—Humanity’s Struggle Against Single Male Leadership
By Rob Mohr
In my work with communities throughout Latin America, the primary challenge I faced was the male leader of each community. They coveted the resources of the community for their own use as a God-given right.
My work enabled members of communities, who were marginalized by their national governments, to identify challenges, collective resources and changes that would change the quality of their individual and collective lives. The resources I used included non-formal education, all of the arts, and my understanding of culture and language. A primary rule of engagement was, I never told a community what they should do. All decisions rested with them.
My role was to wake participants up to their personal and communal fiscal and human resource base, and how their collective use of these resources would enable them to see and understand their chosen way into a healthier, more productive future. Basically, I taught them how to examine their lives and then make decisions based on what they saw as a challenge.
When a community indicated they wanted to participate in a two week long workshop, we would set a date; define the communities’ responsibilities, and what I would provide. Most often the initial group of participants was all women who represented different family groups within the larger community. Usually the groups included twenty participants and two women we would collectively pay to cook lunch each day for the group. I would pay for the meat and drinks used during the meals. The community would furnish the other needed ingredients, and a suitable meeting place. Usually a home with a covered dirt-floored veranda normally used for weaving and pottery.
The structure included having the community identify challenges in a meeting of the whole body, then dividing into four groups of five. These groups would change members each day so that over the workshop everyone would be in a small group together. The small groups would use a drama they created, for example, that would make the challenge and solution visibly and emotionally manifest. Each time they went into a small group, a different art form would be used. Examples included story telling, songs, poems, dance, dramas, and paintings.
From each group, I would identify at least three people that I would later train as non-formal educators. Resistance initially came from the male leader of the community. But by the end of the two week all day sessions some of the men, and the leader, would participate as observers of the process. Later I would do workshops that included men and women.
Over thirty years of work as a change agent and non-formal educator, I developed an in-depth understanding of the damage done by individual male leadership. Male leaders usually harvested the wealth of the community for their and their families’ benefit. They made decisions concerning the community that benefited them and not the community.
Analysis indicated that this takes place at the community level, regional level national level and international level.
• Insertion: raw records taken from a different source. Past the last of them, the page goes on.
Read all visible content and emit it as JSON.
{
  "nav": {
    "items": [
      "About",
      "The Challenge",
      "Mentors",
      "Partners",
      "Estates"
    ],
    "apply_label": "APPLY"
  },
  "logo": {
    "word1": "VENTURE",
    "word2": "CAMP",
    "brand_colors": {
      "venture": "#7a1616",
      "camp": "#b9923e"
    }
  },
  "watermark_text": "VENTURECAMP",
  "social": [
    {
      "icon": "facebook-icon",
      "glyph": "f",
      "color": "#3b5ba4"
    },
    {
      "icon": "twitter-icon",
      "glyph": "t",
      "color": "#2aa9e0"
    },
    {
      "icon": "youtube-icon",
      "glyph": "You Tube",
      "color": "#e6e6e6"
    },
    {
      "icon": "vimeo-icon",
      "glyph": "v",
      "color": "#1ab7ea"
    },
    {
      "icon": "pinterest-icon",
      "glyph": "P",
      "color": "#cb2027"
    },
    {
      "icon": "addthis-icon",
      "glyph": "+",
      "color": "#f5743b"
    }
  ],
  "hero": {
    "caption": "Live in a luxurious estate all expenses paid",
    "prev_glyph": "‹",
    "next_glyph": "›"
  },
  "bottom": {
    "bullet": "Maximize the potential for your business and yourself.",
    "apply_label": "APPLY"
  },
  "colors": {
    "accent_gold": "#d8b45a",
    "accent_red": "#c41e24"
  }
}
History, also, reveals an almost unending stream of failures by individual male leaders. My conclusion formed by a lifetime of work was, individual male leadership is the most destructive force in the world, and works against human health, the health of the environment, and restricts creative, and progressive, understanding of life. The United States, Great Britain and Russia, which are today few among many, provide clear examples of the danger of individual male leaders at the national level.
An example of a new way to lead has occurred in Bolivia, when a Quechua llama herder was elected president in 2006, he put in place many progressive changes. One of the most effective changes involved leadership. Prior to his election each national agency was organized in the usual top (male leader) down order. He changed the structure. Today personnel in the various Ministries like Heath, Education, Rural Development, Labor, Economic Development and a new Anti-Corruption Ministry work together horizontally.
Individuals at each level within the ministries formed working groups which in turn worked with the groups formed above and below their level. This unique structure is an effective way to solve the country’s problem. Life in Bolivia was significantly changed for the betterment of all citizens.
Inclusive, collective planning provided leadership which minimized ego-centric interest and personal gain. World wide, women and men working together provided the unique democratic way into a sustainable future for Humanity.
For more information about Lake Chapala visit: www.chapala.com
- March 2023 Issue - February 28, 2023
- March 2023 – Articles - February 28, 2023
- March 2023 - February 28, 2023